Florida court seals records in sex abuse case


FLORIDA — A Florida state circuit court in Ocala ruled in early February that records and testimony in a sex-abuse case involving a father accused of infecting six of his daughters with syphilis will be sealed, according to the state prosecutor.

Marion County Circuit Judge Victor Musleh issued the ruling at the suggestion of prosecutor Jerry Burford because of a state law requiring health service officials to get a patient’s permission before testifying about an examination of the patient for venereal disease. Burford, who wants the official who investigates venereal diseases to testify, said one of the daughters refuses to participate in the prosecution, and suggested to the court that consent would not be necessary if the records of the testimony were sealed.

Lawyers for the health services department agreed to Burford’s proposal to seal records of the testimony but have filed a motion to stop the employee from testifying. One of the lawyers said the agency wants to cooperate but does not want to violate the law or jeopardize the official’s license.

The father, whose identity is being withheld to protect the daughters’ privacy, was arrested in April 1993 and charged with five counts of sexual battery on a child under 12 and one count of sexual activity with a child, according to a New York Times report.

The Times reported that court records show that when child abuse investigators looked into complaints against the man, health workers treated several of his 14 children for venereal disease and implanted birth control devices in two of the girls.

The health department had received 16 reports on the family since 1986, most accusing the father of physical abuse or neglect. Some of the children now are living with relatives or with foster parents, while others already are adults. Two of the girls had children that paternity tests indicate the man probably fathered, the Times reported.

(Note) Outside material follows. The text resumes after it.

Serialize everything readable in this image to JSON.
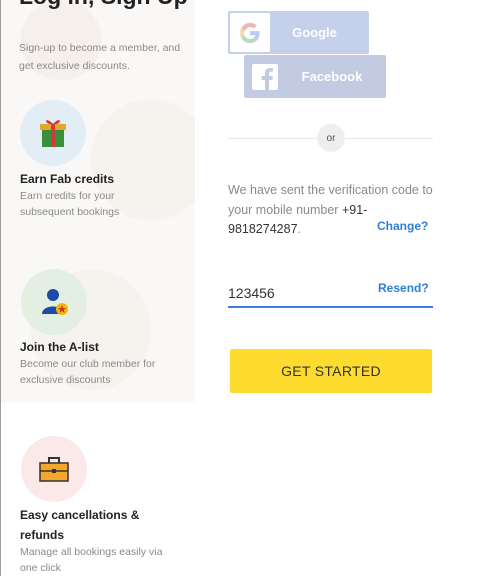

Under state law, material concerning health-service officials’ investigations of venereal disease are exempt from the state open records law.